- **What needs to be done**: Return each entry exactly, so that nothing in the data differs from the original.

─── Data

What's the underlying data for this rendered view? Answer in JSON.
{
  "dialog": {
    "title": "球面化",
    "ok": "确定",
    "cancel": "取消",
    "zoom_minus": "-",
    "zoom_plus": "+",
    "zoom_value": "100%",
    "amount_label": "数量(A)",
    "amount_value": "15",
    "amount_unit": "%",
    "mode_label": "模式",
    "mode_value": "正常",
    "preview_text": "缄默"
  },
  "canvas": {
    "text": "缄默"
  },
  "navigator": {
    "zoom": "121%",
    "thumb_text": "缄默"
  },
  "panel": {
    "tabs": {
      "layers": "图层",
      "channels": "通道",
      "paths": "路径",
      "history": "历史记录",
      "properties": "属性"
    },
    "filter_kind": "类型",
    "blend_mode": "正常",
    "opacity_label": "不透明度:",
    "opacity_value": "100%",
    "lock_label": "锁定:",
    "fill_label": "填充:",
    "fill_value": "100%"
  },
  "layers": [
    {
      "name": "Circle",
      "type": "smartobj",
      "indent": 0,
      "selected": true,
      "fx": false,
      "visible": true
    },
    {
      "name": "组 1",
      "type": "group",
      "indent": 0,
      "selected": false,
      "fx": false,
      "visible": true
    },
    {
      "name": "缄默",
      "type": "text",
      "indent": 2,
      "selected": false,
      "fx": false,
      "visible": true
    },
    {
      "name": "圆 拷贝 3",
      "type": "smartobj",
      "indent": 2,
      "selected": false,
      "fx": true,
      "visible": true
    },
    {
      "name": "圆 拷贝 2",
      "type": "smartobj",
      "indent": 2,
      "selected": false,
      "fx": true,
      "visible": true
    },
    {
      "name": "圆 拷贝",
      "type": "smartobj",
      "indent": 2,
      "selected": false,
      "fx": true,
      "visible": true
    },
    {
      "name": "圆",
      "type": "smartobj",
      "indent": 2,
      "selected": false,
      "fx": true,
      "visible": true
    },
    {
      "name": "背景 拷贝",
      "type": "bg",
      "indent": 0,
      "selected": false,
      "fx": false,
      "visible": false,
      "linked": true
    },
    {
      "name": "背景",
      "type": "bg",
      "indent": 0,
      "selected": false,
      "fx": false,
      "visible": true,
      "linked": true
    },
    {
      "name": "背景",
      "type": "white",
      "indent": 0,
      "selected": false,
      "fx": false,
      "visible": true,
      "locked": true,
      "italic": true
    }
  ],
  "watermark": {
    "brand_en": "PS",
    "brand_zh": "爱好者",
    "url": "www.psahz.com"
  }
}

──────

- **Exercise solution**:
What's the underlying data for this rendered view? Answer in JSON.
{
  "dialog": {
    "title": "球面化",
    "ok": "确定",
    "cancel": "取消",
    "zoom_minus": "-",
    "zoom_plus": "+",
    "zoom_value": "100%",
    "amount_label": "数量(A)",
    "amount_value": "15",
    "amount_unit": "%",
    "mode_label": "模式",
    "mode_value": "正常",
    "preview_text": "缄默"
  },
  "canvas": {
    "text": "缄默"
  },
  "navigator": {
    "zoom": "121%",
    "thumb_text": "缄默"
  },
  "panel": {
    "tabs": {
      "layers": "图层",
      "channels": "通道",
      "paths": "路径",
      "history": "历史记录",
      "properties": "属性"
    },
    "filter_kind": "类型",
    "blend_mode": "正常",
    "opacity_label": "不透明度:",
    "opacity_value": "100%",
    "lock_label": "锁定:",
    "fill_label": "填充:",
    "fill_value": "100%"
  },
  "layers": [
    {
      "name": "Circle",
      "type": "smartobj",
      "indent": 0,
      "selected": true,
      "fx": false,
      "visible": true
    },
    {
      "name": "组 1",
      "type": "group",
      "indent": 0,
      "selected": false,
      "fx": false,
      "visible": true
    },
    {
      "name": "缄默",
      "type": "text",
      "indent": 2,
      "selected": false,
      "fx": false,
      "visible": true
    },
    {
      "name": "圆 拷贝 3",
      "type": "smartobj",
      "indent": 2,
      "selected": false,
      "fx": true,
      "visible": true
    },
    {
      "name": "圆 拷贝 2",
      "type": "smartobj",
      "indent": 2,
      "selected": false,
      "fx": true,
      "visible": true
    },
    {
      "name": "圆 拷贝",
      "type": "smartobj",
      "indent": 2,
      "selected": false,
      "fx": true,
      "visible": true
    },
    {
      "name": "圆",
      "type": "smartobj",
      "indent": 2,
      "selected": false,
      "fx": true,
      "visible": true
    },
    {
      "name": "背景 拷贝",
      "type": "bg",
      "indent": 0,
      "selected": false,
      "fx": false,
      "visible": false,
      "linked": true
    },
    {
      "name": "背景",
      "type": "bg",
      "indent": 0,
      "selected": false,
      "fx": false,
      "visible": true,
      "linked": true
    },
    {
      "name": "背景",
      "type": "white",
      "indent": 0,
      "selected": false,
      "fx": false,
      "visible": true,
      "locked": true,
      "italic": true
    }
  ],
  "watermark": {
    "brand_en": "PS",
    "brand_zh": "爱好者",
    "url": "www.psahz.com"
  }
}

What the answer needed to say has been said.